No email address given
School of Engineering
University of Warwick
Award Type Standard
Funding Source EPSRC
Start Date 01 November 2005
End Date 28 February 2009
Duration 40 months
Total Grant Value £242,644
Industrial Sectors No relevance to Underpinning Sectors
Region West Midlands
Programme Process Environment and Sustainability
Investigators Principal Investigator Professor RE Critoph , School of Engineering, University of Warwick (100.000%)
  Recognised Researcher Dr RN Thorpe , University of Warwick (0.000%)
  Industrial Collaborator Project Contact , Sutcliffe Speakman Carbons Ltd (0.000%)
Project Contact , Chart Heat Exchangers Ltd (0.000%)
Web Site
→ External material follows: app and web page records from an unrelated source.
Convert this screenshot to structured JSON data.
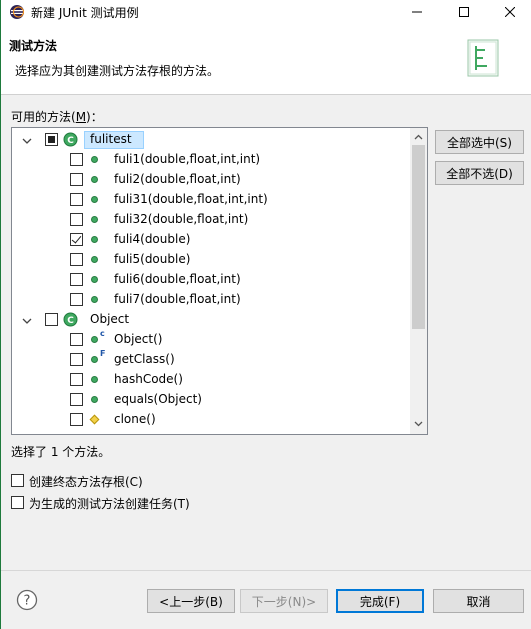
{
  "window": {
    "title": "新建 JUnit 测试用例",
    "minimize_glyph": "—",
    "maximize_glyph": "☐",
    "close_glyph": "✕"
  },
  "banner": {
    "title": "测试方法",
    "description": "选择应为其创建测试方法存根的方法。",
    "icon": "junit-wizard-icon"
  },
  "available": {
    "label_before": "可用的方法(",
    "label_mnemonic": "M",
    "label_after": ")："
  },
  "tree": [
    {
      "type": "class",
      "label": "fulitest",
      "state": "partial",
      "expanded": true,
      "selected": true
    },
    {
      "type": "method",
      "label": "fuli1(double,float,int,int)",
      "checked": false,
      "icon": "public-method-icon"
    },
    {
      "type": "method",
      "label": "fuli2(double,float,int)",
      "checked": false,
      "icon": "public-method-icon"
    },
    {
      "type": "method",
      "label": "fuli31(double,float,int,int)",
      "checked": false,
      "icon": "public-method-icon"
    },
    {
      "type": "method",
      "label": "fuli32(double,float,int)",
      "checked": false,
      "icon": "public-method-icon"
    },
    {
      "type": "method",
      "label": "fuli4(double)",
      "checked": true,
      "icon": "public-method-icon"
    },
    {
      "type": "method",
      "label": "fuli5(double)",
      "checked": false,
      "icon": "public-method-icon"
    },
    {
      "type": "method",
      "label": "fuli6(double,float,int)",
      "checked": false,
      "icon": "public-method-icon"
    },
    {
      "type": "method",
      "label": "fuli7(double,float,int)",
      "checked": false,
      "icon": "public-method-icon"
    },
    {
      "type": "class",
      "label": "Object",
      "state": "unchecked",
      "expanded": true,
      "selected": false
    },
    {
      "type": "method",
      "label": "Object()",
      "checked": false,
      "icon": "constructor-icon",
      "badge": "c"
    },
    {
      "type": "method",
      "label": "getClass()",
      "checked": false,
      "icon": "final-method-icon",
      "badge": "F"
    },
    {
      "type": "method",
      "label": "hashCode()",
      "checked": false,
      "icon": "public-method-icon"
    },
    {
      "type": "method",
      "label": "equals(Object)",
      "checked": false,
      "icon": "public-method-icon"
    },
    {
      "type": "method",
      "label": "clone()",
      "checked": false,
      "icon": "protected-method-icon"
    }
  ],
  "side_buttons": {
    "select_all": "全部选中(S)",
    "deselect_all": "全部不选(D)"
  },
  "status": "选择了 1 个方法。",
  "options": {
    "final_stubs": "创建终态方法存根(C)",
    "create_tasks": "为生成的测试方法创建任务(T)"
  },
  "footer": {
    "back": "<上一步(B)",
    "next": "下一步(N)>",
    "finish": "完成(F)",
    "cancel": "取消",
    "help_glyph": "?"
  },
  "colors": {
    "accent": "#0078d7",
    "method_green": "#3fa860",
    "selection": "#cce8ff"
  }
}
Abstract Our principal aim is to develop and evaluate new types of adsorption generator that are up to two orders of magnitude more compact than existing technology, thereby enabling the introduction of a range of energy saving products.Adsorption cycles can be used in heat-driven refrigerators, air conditioners or heat pumps in which the energy source is a burning fuel, waste heat or even solar energy. The benefits of high efficiency adsorption machines include reduced running costs and, in general, areduction in the use of primary energy needed for cooling or heating and an associated reduction in CO2 emissions. They have the potential to reduce dramatically CO2 emissions compared with conventional systems e.g. half the emissions compared with gas-fired heating in heating applications and essentially zero emissions when considering waste heat or CHP (Combined Heat and Power) driven cooling applications. Achievement of their potential would result in significant savings at the national and international level. The scale of the benefit in heating is obvious but the energy used in cooling is often underestimated. In the UK 17% of total electricity consumption is used for cooling.In any sorption system there is a trade-off between the energy efficiency and the total quantity of heat that must be transferred (both internally and externally). Regenerative cycles can be made very efficient, but require more heat exchange. Reducing temperature difference is similarly beneficial,but also requires more heat transfer. This results in a compromise between efficiency and size. Efficiency and relative size are generally quantified by the COP and SCP or SHP.Coefficient of Performance (COP) = Thermal output (heating or cooling, dependent on application) / High-temperature heat inputSpecific Cooling Power (SCP) = Useful cooling per mass of adsorbentSpecific Heating Power (SHP) = Useful heating per mass of adsorbentDepending on the application, output per unit mass or unit volume of a complete system can be more appropriate, but all the alternatives give some measure of relative size.The only adsorption chillers on the market are both made in Japan and use silica gel and water as the adsorbent and refrigerant in a closed adsorption cycle. They are rated between 70 / 350 kW and are physically bulky at about 6 W cooling /litre of total volume, or 9 W cooling/ kg of total mass, not including ancillaries. We propose a radically different approach using carbon as the adsorbent and ammonia as the refrigerant in a plate-type generator that we believe can obtain in the order of 1000 W / litre. We intend to achieve process intensification of our existing ammonia - carbon adsorption technology to increase power density and to improve greatly the cost-effectiveness and application range compared with the state of the art
Publications (none)
Final Report (none)
Added to Database 01/01/07